Problem requirements ->
Each line of the records below that contains "duration" needs to be copied.

(Web page and app entries)
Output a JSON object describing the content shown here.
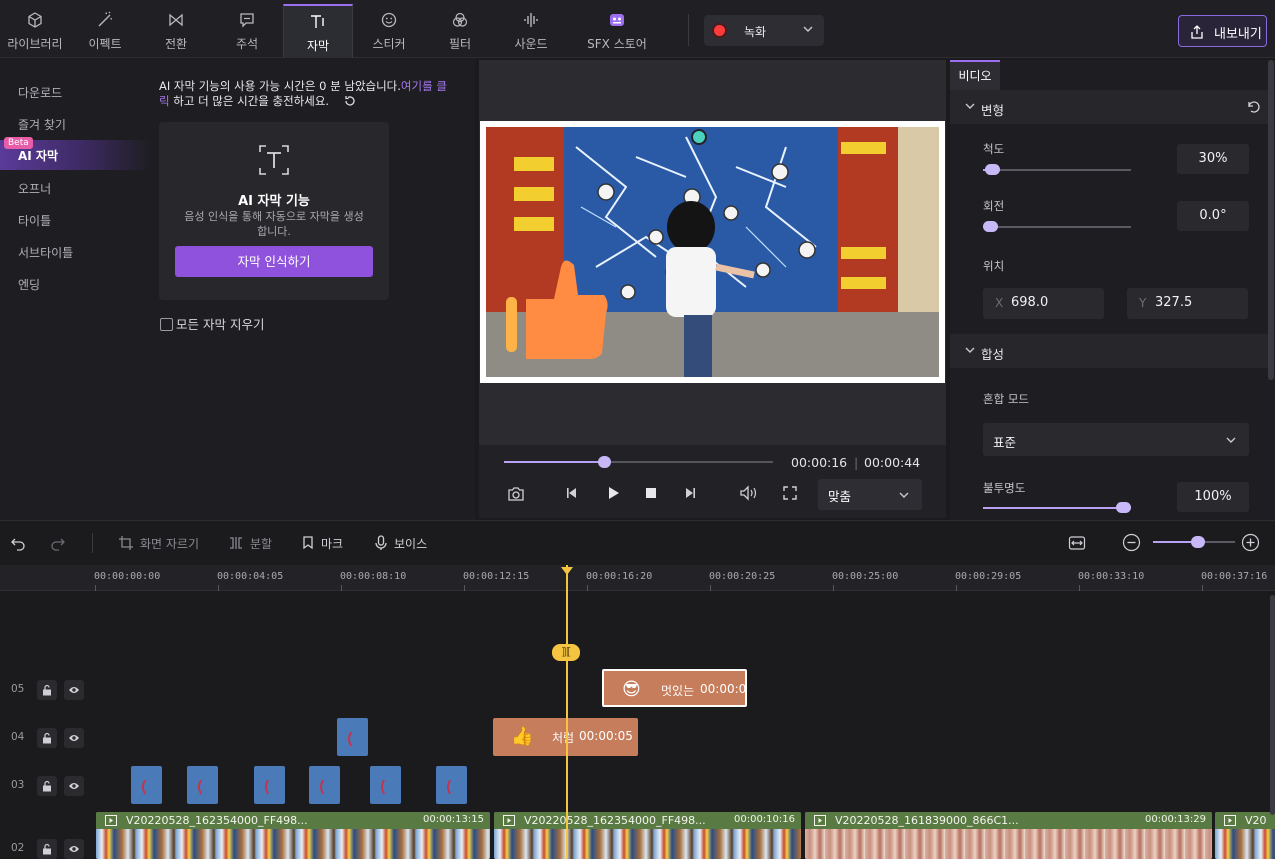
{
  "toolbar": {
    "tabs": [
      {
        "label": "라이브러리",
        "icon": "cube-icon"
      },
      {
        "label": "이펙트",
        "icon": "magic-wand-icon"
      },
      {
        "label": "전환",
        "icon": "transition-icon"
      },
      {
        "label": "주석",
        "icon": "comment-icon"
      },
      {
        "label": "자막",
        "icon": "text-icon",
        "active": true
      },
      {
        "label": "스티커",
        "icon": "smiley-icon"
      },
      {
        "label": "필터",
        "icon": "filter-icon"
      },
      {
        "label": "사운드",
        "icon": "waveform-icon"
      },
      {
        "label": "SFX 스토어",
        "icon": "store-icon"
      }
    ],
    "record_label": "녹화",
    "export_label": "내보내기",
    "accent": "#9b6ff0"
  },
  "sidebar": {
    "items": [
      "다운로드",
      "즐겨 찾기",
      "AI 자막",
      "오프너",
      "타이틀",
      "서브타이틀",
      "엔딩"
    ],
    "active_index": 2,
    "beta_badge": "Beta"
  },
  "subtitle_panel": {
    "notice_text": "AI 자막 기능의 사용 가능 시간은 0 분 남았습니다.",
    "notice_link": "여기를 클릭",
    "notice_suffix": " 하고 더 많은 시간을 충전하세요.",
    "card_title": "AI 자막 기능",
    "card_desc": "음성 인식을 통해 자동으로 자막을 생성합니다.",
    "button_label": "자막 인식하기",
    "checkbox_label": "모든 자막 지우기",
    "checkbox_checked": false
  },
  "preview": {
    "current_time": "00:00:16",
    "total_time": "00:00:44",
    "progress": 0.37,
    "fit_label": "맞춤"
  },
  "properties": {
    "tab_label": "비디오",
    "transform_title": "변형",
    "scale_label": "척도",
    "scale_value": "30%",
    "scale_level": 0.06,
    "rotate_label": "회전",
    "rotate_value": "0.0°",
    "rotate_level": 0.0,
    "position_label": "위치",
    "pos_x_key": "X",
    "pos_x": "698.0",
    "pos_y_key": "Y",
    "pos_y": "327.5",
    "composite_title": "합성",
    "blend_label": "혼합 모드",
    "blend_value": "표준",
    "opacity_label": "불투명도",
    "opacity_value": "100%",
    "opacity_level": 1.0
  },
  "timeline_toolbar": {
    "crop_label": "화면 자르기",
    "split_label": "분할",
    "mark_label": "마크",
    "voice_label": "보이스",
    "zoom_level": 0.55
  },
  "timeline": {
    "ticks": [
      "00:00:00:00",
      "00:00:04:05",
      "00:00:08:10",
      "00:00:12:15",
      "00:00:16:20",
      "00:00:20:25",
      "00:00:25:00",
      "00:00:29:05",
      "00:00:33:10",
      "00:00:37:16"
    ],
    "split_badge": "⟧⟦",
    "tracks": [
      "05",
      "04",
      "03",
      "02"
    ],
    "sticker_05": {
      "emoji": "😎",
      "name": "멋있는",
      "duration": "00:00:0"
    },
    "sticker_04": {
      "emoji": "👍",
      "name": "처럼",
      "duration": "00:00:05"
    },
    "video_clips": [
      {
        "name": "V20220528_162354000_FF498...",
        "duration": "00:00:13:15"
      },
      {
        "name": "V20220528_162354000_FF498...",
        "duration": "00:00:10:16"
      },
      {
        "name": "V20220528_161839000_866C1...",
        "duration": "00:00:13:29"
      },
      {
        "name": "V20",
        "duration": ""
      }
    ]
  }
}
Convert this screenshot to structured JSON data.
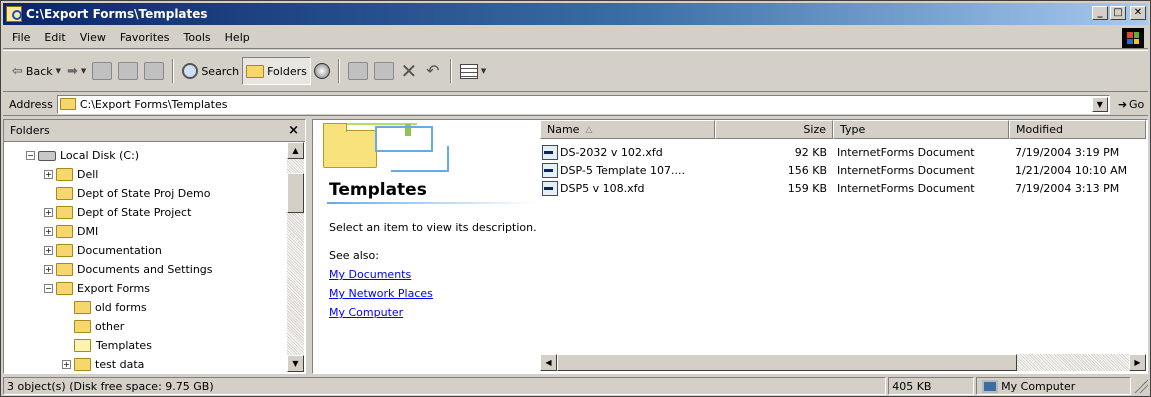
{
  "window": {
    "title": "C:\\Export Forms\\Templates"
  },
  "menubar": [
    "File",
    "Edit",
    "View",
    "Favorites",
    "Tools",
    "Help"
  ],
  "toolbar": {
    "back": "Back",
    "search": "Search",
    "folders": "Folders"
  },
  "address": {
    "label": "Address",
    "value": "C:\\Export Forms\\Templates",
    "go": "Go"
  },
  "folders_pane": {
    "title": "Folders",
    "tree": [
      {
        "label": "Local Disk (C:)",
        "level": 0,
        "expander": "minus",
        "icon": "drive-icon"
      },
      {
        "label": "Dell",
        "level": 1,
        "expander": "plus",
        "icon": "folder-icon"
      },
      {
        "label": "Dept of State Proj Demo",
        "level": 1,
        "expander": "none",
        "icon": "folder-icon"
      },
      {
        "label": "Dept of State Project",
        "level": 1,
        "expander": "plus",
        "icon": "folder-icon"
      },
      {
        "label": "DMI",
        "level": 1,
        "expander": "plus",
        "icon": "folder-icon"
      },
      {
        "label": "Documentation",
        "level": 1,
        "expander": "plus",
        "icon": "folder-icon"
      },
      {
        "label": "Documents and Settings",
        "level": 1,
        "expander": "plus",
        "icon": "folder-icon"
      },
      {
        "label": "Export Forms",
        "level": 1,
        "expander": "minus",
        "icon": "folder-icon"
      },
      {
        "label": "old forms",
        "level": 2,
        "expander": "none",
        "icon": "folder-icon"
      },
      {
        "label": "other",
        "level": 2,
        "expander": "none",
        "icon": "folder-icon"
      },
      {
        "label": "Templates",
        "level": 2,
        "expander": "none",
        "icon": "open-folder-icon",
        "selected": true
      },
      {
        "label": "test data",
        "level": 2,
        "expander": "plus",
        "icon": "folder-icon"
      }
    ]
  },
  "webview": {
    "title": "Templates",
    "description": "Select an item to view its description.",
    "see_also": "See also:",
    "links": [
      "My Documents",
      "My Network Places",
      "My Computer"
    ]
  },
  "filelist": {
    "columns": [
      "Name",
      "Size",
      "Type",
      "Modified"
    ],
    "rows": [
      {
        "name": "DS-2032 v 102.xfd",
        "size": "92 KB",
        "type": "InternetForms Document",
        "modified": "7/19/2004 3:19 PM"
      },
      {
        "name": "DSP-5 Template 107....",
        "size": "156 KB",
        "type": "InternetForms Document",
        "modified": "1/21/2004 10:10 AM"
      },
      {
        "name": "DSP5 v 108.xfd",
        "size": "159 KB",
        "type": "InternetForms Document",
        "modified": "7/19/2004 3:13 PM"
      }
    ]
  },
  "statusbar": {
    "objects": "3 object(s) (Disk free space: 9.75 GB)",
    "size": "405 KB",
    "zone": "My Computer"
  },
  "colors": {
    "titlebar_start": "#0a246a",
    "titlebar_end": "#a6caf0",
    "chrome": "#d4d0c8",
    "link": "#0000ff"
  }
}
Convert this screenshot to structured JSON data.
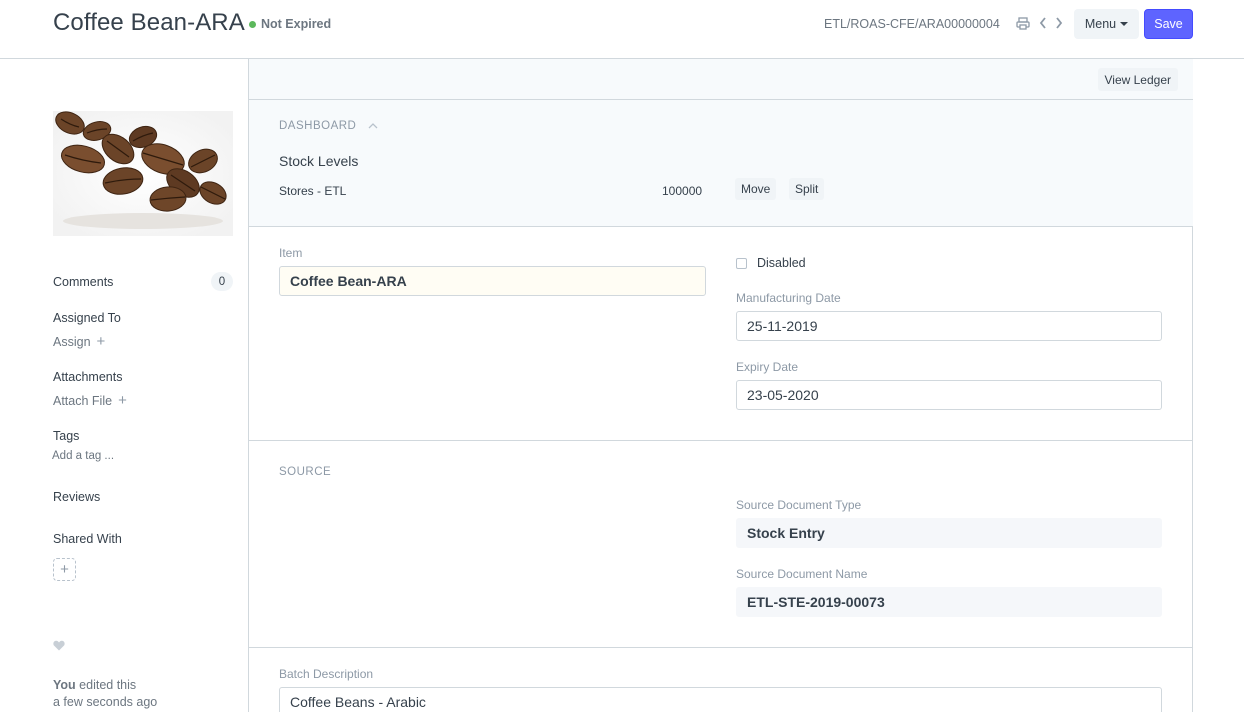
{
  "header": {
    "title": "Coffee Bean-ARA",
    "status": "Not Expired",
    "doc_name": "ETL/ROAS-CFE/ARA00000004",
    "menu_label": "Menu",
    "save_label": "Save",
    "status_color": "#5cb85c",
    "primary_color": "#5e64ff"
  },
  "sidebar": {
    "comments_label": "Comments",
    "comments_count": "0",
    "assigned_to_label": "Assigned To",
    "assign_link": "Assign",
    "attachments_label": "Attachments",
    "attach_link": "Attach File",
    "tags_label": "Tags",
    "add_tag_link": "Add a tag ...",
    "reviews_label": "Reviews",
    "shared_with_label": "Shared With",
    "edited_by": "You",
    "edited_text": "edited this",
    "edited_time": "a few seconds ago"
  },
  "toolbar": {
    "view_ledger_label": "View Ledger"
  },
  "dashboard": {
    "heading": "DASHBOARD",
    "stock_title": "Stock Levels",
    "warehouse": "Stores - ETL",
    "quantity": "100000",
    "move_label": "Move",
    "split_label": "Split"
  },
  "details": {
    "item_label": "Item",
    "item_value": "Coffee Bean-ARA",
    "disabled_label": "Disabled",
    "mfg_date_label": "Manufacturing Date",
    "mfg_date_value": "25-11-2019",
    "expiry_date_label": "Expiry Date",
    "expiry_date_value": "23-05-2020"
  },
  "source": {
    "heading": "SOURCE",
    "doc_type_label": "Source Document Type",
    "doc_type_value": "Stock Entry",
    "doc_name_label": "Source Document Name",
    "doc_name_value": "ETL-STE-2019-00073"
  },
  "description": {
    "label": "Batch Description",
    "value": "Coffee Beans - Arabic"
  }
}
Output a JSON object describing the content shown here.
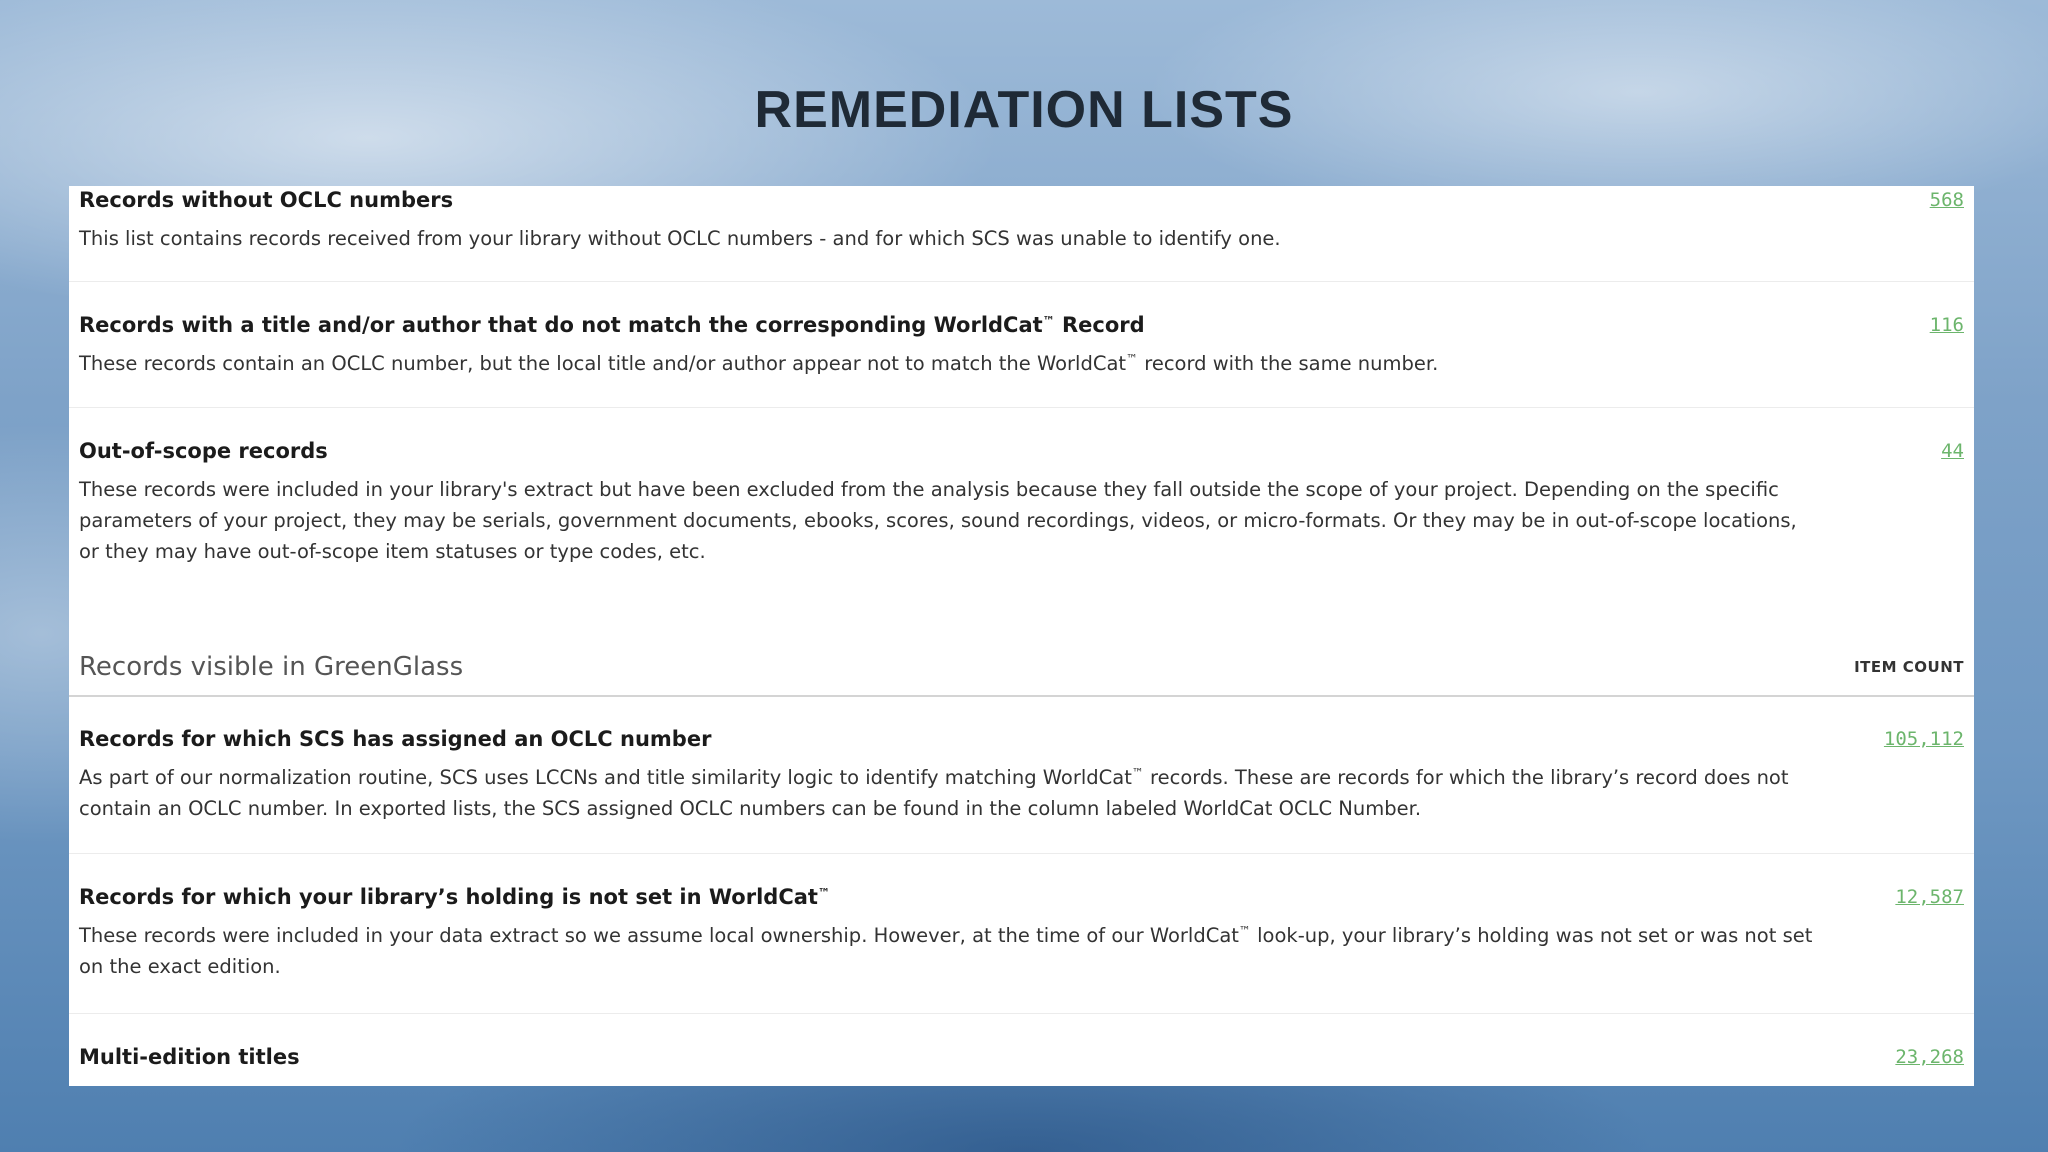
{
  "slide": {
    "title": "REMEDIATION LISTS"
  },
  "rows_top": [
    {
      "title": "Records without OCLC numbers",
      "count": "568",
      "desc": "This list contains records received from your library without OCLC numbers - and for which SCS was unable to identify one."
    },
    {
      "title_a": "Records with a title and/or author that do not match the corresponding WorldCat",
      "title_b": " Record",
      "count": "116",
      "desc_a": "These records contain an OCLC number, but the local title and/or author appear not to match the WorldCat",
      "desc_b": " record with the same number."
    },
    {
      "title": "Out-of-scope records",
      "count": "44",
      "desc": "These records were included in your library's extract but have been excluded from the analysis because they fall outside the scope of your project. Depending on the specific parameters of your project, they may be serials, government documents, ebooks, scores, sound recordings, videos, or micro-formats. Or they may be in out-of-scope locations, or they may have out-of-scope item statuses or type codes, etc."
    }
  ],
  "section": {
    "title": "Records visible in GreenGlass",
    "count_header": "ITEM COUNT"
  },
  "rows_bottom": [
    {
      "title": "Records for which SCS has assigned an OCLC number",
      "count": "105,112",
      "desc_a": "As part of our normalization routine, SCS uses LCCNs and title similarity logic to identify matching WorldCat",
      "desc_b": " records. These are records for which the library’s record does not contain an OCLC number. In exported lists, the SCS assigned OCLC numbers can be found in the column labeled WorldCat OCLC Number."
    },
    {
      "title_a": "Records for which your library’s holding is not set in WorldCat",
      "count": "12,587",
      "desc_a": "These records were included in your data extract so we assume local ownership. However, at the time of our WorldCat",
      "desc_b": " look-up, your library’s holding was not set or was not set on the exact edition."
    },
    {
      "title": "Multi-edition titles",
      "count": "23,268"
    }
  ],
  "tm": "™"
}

Your response ->
      "duration": "00:00:0"
      "duration": "00:00:05"
        "duration": "00:00:13:15"
        "duration": "00:00:10:16"
        "duration": "00:00:13:29"
        "duration": ""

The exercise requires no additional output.